Isn’t yogic breathing like ordinary breathing? Inhale. Exhale. What more is there? It may sound strange, but science tells us we’ve been breathing wrong all our lives. Pranayama, a form of breathing technique, has been around for thousands of years. Today, people are using it more and more as a form of drug-free solution for reducing stress and feeling young again.
Lao Tzu, Chinese philosopher, said: “When one gives undivided attention to the breath, and brings it to the utmost degree of pliance, he can become a babe.” Lao Tzu is telling us that anchoring our attention to the spontaneity and subtleness of the breath enables us to become like infants once more.
Pranayama is generally defined as breath control. Prana means life force and yama means control, but can also mean extension. Extending one’s vital life force – who wouldn’t want some of that?
Sounds illogical, but apparently most people breathe in a shallow manner using only their upper chest and a small part of their lung capacity. Various studies show that the reduction in lung capacity can be as much as 30% less.
Improper breathing deprives the body of oxygen and prana, which are essential for optimum health.
The breath is intimately associated with all aspects of human experience, and is considered either friend or foe, depending on how it is used.
Respiration aids with the burning of glucose and oxygen, producing energy which influences mental process, glandular secretion and muscular contraction. Dr. James Hoyt, a pulmonologist, says “Our respiratory muscles don’t have the luxury of being out of shape”.

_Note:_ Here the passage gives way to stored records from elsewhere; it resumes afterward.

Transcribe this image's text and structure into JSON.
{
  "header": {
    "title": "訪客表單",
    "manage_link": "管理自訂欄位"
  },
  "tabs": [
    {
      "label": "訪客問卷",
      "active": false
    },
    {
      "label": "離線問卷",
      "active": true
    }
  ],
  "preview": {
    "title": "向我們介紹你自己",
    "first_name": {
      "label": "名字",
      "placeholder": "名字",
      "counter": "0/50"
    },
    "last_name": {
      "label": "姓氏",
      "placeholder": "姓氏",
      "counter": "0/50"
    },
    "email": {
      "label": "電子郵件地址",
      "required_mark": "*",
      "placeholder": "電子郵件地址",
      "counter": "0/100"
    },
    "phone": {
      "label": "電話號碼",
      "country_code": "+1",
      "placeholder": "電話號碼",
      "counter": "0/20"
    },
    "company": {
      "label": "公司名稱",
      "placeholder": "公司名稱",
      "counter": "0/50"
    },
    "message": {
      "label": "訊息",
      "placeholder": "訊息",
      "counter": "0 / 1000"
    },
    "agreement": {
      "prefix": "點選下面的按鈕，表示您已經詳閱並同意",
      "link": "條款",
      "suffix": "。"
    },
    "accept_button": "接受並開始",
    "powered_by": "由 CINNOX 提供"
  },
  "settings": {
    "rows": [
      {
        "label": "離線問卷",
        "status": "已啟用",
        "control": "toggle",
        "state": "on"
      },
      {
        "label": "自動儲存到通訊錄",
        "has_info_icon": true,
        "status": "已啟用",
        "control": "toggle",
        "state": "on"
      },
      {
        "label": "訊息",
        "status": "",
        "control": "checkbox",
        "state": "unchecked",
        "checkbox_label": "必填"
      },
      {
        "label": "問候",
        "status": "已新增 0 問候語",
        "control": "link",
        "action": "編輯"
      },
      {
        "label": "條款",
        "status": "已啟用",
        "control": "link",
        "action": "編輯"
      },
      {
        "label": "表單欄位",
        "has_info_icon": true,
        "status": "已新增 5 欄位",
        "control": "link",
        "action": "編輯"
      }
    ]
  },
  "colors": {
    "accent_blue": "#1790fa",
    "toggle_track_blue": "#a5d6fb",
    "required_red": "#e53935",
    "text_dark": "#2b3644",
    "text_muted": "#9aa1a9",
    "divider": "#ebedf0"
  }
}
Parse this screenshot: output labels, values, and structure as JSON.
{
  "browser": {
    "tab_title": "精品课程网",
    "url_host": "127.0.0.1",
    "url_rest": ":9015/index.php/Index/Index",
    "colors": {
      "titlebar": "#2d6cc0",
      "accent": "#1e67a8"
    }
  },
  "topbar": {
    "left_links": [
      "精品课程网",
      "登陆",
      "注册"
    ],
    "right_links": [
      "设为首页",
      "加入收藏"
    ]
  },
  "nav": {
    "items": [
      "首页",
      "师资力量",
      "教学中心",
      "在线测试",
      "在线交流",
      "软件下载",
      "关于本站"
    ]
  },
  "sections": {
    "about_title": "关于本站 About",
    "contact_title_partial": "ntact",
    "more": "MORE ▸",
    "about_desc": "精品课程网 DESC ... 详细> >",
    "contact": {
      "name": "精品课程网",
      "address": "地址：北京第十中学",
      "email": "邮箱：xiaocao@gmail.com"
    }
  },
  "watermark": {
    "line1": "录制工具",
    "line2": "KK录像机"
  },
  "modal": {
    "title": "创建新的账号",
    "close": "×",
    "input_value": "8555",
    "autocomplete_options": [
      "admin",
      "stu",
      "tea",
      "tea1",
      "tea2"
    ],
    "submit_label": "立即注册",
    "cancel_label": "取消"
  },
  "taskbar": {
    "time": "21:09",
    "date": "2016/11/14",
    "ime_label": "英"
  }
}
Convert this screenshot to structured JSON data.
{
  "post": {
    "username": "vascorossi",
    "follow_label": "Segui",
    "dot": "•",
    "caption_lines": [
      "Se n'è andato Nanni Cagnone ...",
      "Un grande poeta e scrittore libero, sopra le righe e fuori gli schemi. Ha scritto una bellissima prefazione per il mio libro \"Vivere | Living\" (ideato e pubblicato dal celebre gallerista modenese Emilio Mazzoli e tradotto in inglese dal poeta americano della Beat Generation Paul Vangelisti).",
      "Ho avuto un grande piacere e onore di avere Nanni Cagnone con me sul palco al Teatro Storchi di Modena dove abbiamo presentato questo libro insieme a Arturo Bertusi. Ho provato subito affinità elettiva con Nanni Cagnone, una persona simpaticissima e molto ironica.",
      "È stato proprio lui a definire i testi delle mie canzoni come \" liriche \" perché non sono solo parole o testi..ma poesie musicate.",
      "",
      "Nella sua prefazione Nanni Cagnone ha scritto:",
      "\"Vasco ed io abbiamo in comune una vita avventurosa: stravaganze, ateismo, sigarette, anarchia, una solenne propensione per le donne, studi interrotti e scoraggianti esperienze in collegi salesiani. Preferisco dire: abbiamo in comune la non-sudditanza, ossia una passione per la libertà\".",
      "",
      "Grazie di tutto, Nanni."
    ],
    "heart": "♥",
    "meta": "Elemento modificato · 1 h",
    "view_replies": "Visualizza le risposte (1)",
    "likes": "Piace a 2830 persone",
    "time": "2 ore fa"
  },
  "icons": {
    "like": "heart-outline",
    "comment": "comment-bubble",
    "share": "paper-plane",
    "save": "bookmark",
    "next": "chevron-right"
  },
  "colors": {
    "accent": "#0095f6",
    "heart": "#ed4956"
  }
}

The lowest section of our lungs has many blood vessels which carry oxygen to all our cells. When we breathe wrongly, oxygen never reaches that lower part of our lungs.
Without adequate amounts of oxygen, we are at high risk of: –
According to ancient yogic texts, depending on our deeds from the past, we come into this world with a certain quota of breaths. If we spend our lives in constant fear and sickness, our breathing loses its natural rhythm. We breathe fast and shallow, exhausting our breath quota prematurely.
One of the most influential and fundamental texts in yoga is 2,000-year-old text Yoga Sutras, written by sage Patanjali. Patanjali outlines what is now known as the eight-limbs of yoga. This path is designed to assist us with cultivating inner strength and ultimately liberating ourselves from being victim of our surroundings and emotions.
In one monumental line, Patanjali states “The practice of yoga is the commitment to become established in the state of freedom.” – Sutra 1.31, Book 1.
The eight limbs are:
Lifestyle has a serious impact on our vital energy. Physical activities, mental patterns, diet and posture can either deplete or enrich our life force. Our culture often rewards stifled strong emotions and teaches us from young to hold back our anger in conflict. By keeping ourselves in this constant state of check, we unconsciously start to create irregular breathing patterns.
Most cultures today deem the washboard stomach as highly attractive. This adds pressure for us to achieve yet another perfect body-image hurdle, and ensures people walk around with constricted stomach muscles, preventing chances of any deep breathing.
By expanding our breath and returning to its natural flow, we gain control of our heartbeat and brain function, bringing about a state of well-being and calm to our nervous system.
The diaphragm is the skeletal muscle at the base of the rib cage, separating the chest and abdomen. It is the main muscle used in respiration. Activating our diaphragm whilst breathing encourages full oxygen exchange – that is, a good ratio of incoming oxygen for outgoing carbon dioxide.
Always practice yogic breathing on an empty stomach and avoid if you are unwell or congested. Many yoga classes incorporate short pranayama as part of their program. Breathing exercises can be done before or after yoga practice.
For best results, pranayama should be practiced regularly along with your regular yoni yoga practice.
The breath is a part of the autonomic nervous system, meaning it is controlled outside of a person’s conscious awareness. But the marvel of it is that we can also consciously regulate our breath through pranayama techniques.
Gidi Ifergan, yoga scholar and practitioner, says that pranayama improves our physical health, but also “governs our thoughts and emotions, and instead of being conditioned by them, it cultivates clarity towards discovering our real sovereign nature.” We highly recommend introducing pranayama to your regular yoni egg practice as the next step in your journey to discovering your Divine feminine self.
So next time you’re feeling stressed, draw your attention to your breath and notice the change.